** Work to complete **
Out of the listing below, copy every line that carries the string "annotationNode".

===

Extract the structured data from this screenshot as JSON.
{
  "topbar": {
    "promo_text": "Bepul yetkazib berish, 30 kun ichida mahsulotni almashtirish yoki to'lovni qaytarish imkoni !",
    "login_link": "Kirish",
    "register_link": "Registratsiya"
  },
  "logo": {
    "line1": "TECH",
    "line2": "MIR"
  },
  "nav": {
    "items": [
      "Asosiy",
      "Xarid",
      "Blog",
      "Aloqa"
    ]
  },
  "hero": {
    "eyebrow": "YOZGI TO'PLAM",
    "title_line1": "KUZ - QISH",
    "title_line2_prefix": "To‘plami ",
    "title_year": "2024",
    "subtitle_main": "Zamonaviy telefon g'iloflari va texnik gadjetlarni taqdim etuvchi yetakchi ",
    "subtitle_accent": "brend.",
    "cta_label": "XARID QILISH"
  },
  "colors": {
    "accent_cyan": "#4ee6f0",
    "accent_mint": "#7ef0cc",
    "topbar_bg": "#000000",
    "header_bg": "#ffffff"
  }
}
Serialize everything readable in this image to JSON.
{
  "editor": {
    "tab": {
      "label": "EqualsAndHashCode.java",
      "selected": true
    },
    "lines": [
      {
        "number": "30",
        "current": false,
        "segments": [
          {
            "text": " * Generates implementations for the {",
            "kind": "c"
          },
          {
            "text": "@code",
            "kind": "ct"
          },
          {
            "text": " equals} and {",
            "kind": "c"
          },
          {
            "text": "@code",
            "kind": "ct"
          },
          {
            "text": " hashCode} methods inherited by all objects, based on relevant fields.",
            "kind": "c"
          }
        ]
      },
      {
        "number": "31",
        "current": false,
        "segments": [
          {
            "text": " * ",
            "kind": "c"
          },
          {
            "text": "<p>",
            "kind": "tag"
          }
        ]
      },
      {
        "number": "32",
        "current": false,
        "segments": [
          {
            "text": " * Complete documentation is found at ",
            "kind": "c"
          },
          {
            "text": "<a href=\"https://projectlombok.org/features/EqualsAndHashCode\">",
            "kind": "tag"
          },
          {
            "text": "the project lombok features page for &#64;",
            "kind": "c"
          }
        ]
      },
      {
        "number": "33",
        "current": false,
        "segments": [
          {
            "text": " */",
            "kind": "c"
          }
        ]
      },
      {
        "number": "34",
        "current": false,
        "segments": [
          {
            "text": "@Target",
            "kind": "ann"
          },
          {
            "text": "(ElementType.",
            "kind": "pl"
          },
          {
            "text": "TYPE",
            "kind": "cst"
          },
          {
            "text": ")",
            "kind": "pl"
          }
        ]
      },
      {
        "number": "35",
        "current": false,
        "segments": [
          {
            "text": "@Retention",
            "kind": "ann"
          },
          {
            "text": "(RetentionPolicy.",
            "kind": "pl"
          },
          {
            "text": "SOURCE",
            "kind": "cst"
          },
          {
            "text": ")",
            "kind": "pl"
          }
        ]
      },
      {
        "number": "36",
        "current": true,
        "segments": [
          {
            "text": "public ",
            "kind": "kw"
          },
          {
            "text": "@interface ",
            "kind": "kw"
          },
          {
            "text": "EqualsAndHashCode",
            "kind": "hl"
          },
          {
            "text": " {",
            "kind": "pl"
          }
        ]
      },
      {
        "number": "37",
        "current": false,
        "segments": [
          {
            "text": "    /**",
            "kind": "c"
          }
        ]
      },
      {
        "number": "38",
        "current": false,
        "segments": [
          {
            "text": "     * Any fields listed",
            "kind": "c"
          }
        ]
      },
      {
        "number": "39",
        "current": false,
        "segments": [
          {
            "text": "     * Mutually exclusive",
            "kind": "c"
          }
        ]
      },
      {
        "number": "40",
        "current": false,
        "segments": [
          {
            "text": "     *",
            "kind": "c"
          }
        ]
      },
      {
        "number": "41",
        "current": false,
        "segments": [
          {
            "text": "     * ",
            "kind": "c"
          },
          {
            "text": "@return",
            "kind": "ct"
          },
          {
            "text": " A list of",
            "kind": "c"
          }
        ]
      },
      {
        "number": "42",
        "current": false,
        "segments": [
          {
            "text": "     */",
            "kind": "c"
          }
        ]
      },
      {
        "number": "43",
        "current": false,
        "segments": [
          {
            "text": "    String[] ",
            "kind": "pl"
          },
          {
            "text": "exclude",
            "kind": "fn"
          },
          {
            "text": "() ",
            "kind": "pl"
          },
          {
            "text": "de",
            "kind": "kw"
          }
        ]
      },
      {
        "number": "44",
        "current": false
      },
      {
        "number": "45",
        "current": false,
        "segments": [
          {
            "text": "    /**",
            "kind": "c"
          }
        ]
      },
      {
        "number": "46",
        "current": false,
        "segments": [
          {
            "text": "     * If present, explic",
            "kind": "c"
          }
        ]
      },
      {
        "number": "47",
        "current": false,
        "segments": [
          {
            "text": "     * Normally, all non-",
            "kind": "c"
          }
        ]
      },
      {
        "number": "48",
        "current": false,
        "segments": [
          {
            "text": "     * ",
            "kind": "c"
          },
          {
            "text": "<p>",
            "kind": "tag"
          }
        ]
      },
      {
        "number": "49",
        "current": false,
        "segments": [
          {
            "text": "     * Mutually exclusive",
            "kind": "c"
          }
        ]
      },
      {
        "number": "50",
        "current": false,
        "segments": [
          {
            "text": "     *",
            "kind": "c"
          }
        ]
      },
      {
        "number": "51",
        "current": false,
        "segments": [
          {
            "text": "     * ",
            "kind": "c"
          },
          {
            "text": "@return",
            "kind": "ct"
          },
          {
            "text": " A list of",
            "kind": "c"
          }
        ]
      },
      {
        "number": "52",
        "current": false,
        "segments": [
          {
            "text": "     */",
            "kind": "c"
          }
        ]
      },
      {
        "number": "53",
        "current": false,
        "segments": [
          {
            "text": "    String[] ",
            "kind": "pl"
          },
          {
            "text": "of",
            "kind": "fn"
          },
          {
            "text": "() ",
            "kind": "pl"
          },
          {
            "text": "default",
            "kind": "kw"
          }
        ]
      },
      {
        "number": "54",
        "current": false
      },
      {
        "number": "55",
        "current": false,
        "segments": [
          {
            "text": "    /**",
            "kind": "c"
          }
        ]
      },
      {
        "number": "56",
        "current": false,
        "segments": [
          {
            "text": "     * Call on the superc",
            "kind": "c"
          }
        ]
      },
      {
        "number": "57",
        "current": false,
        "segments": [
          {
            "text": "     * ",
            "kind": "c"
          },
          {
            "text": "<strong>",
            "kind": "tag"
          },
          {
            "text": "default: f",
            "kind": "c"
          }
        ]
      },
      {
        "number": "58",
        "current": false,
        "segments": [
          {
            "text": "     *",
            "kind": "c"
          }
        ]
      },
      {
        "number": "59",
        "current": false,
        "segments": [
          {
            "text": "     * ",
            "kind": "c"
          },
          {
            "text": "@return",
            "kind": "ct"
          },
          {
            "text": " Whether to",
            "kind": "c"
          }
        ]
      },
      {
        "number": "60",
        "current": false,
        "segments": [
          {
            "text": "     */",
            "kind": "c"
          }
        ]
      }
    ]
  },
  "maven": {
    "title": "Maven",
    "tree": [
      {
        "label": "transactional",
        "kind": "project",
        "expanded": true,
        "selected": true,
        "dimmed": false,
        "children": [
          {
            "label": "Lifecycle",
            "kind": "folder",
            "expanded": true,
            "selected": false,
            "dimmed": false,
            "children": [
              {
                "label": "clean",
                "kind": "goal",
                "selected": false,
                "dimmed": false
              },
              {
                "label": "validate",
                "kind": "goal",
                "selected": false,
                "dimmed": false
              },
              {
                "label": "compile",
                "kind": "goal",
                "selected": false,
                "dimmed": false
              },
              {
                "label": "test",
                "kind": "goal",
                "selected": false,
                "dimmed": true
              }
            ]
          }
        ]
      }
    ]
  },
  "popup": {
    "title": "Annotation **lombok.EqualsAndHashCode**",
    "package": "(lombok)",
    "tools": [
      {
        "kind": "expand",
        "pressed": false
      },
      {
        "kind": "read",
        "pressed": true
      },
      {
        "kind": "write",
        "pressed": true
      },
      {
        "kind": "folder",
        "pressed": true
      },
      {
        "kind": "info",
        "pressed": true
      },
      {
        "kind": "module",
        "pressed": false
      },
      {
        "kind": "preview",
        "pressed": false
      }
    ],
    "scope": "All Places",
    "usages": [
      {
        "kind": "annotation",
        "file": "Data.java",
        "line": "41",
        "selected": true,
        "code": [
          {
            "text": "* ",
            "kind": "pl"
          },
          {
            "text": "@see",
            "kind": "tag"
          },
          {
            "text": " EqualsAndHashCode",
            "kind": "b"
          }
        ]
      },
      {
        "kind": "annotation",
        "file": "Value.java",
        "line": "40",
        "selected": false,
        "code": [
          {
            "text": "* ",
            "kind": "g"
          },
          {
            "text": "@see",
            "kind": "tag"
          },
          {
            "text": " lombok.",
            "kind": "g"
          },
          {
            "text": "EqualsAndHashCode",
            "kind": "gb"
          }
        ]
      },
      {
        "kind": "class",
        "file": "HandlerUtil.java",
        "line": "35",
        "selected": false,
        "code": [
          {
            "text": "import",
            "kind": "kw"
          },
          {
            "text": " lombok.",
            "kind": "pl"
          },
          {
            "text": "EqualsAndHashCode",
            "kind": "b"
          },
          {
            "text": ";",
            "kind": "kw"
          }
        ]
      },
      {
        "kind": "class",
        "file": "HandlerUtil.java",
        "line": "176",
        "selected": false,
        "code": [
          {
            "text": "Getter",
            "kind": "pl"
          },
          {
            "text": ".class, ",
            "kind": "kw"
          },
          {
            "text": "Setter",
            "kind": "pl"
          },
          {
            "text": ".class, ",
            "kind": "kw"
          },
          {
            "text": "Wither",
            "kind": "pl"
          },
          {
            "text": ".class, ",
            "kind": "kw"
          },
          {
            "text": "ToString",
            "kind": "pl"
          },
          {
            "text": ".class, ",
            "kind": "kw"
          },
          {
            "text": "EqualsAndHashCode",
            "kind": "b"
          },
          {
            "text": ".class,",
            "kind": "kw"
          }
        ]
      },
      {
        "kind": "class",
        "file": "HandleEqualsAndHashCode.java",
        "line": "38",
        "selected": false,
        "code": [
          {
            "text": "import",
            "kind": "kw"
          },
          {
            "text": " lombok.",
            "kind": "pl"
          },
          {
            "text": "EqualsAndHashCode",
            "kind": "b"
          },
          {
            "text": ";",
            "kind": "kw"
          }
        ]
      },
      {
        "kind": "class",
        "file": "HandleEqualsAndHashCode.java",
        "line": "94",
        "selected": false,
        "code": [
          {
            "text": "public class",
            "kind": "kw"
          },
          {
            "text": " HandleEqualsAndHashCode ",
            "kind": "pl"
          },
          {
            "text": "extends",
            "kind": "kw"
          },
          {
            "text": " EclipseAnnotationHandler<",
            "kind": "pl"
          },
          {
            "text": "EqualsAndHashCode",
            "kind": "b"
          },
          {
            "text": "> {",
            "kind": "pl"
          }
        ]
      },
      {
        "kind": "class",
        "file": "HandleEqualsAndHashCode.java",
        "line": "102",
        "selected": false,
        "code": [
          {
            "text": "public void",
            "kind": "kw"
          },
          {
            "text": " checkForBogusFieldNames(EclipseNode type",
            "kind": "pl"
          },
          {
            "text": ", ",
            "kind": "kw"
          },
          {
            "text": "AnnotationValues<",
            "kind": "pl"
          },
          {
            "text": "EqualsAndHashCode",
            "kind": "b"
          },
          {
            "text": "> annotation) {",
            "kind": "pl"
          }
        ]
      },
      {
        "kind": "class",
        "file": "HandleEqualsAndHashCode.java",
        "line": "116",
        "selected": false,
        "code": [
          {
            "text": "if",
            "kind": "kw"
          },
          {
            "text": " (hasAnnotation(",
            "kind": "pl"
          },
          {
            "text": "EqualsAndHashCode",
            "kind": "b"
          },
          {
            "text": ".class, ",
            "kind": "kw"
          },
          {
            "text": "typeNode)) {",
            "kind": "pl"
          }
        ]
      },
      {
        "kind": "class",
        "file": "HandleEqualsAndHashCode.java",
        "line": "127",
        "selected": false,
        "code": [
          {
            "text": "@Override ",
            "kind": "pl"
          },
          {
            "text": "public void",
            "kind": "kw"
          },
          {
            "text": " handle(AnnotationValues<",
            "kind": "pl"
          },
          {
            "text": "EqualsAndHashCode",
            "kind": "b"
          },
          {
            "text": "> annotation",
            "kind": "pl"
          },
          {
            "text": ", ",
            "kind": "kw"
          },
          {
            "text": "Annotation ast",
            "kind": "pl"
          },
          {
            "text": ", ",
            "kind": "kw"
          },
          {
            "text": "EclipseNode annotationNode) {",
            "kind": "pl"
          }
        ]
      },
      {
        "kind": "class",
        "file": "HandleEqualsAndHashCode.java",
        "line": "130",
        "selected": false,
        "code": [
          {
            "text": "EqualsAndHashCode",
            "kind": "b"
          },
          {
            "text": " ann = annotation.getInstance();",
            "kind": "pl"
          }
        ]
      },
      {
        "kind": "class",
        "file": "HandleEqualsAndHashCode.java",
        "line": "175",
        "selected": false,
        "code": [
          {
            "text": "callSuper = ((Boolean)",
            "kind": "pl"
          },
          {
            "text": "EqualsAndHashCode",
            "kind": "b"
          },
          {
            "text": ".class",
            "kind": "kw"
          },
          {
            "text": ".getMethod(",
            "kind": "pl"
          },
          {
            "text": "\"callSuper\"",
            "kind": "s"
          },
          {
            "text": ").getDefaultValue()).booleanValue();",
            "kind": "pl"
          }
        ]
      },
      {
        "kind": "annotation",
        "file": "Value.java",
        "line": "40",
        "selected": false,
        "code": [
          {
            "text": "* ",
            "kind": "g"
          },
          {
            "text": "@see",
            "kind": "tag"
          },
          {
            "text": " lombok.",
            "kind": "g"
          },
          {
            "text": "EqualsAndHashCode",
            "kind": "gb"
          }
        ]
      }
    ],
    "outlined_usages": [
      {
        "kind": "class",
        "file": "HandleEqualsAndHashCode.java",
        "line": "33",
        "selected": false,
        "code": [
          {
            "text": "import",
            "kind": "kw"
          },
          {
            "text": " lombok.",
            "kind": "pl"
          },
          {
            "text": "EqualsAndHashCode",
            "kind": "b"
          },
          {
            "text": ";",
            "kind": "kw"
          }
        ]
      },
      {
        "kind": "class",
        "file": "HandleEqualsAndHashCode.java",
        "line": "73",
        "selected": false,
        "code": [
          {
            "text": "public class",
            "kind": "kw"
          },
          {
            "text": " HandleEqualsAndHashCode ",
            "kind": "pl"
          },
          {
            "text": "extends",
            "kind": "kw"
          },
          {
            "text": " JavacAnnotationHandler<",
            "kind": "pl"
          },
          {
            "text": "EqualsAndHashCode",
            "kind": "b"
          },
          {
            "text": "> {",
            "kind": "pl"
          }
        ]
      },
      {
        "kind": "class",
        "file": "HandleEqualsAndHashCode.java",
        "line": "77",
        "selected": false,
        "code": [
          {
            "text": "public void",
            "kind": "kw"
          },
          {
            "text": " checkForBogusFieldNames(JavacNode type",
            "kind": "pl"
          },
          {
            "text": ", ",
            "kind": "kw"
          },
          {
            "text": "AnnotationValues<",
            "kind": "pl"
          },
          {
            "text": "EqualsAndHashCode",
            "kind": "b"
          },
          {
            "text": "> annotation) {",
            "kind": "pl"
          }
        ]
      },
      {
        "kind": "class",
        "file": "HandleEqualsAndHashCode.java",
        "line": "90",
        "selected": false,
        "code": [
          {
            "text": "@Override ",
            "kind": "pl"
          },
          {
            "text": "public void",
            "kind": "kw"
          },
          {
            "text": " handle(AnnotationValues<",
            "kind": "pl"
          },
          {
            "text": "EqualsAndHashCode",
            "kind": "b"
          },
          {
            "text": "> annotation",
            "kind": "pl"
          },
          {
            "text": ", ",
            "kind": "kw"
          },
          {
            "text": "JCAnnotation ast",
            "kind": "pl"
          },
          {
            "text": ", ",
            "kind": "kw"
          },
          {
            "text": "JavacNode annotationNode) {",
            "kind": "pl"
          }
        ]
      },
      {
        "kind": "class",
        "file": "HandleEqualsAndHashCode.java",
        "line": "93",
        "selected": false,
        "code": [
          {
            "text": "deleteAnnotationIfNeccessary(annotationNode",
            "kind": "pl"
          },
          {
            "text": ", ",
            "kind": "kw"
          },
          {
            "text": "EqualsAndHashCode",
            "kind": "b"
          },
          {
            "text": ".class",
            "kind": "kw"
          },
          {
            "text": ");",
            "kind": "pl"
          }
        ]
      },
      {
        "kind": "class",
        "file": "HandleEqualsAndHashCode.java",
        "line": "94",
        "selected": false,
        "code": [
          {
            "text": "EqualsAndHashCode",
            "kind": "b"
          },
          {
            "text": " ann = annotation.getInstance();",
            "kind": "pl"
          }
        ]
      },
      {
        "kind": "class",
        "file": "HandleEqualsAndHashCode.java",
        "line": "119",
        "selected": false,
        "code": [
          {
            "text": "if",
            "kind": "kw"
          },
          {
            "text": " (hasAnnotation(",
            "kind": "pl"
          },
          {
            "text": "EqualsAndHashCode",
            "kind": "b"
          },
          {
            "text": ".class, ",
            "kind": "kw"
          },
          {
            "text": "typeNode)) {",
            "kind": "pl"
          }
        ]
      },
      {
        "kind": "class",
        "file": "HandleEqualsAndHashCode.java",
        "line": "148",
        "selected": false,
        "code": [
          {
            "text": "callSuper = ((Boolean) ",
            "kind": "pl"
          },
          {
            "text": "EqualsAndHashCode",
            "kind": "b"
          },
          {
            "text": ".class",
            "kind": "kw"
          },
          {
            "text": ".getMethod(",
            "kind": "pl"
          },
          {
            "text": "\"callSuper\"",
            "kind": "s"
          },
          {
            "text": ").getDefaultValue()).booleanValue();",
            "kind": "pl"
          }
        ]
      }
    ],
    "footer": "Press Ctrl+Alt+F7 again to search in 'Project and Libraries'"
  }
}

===

** Exercise solution **
            "text": "EclipseNode annotationNode) {",
            "text": "JavacNode annotationNode) {",
            "text": "deleteAnnotationIfNeccessary(annotationNode",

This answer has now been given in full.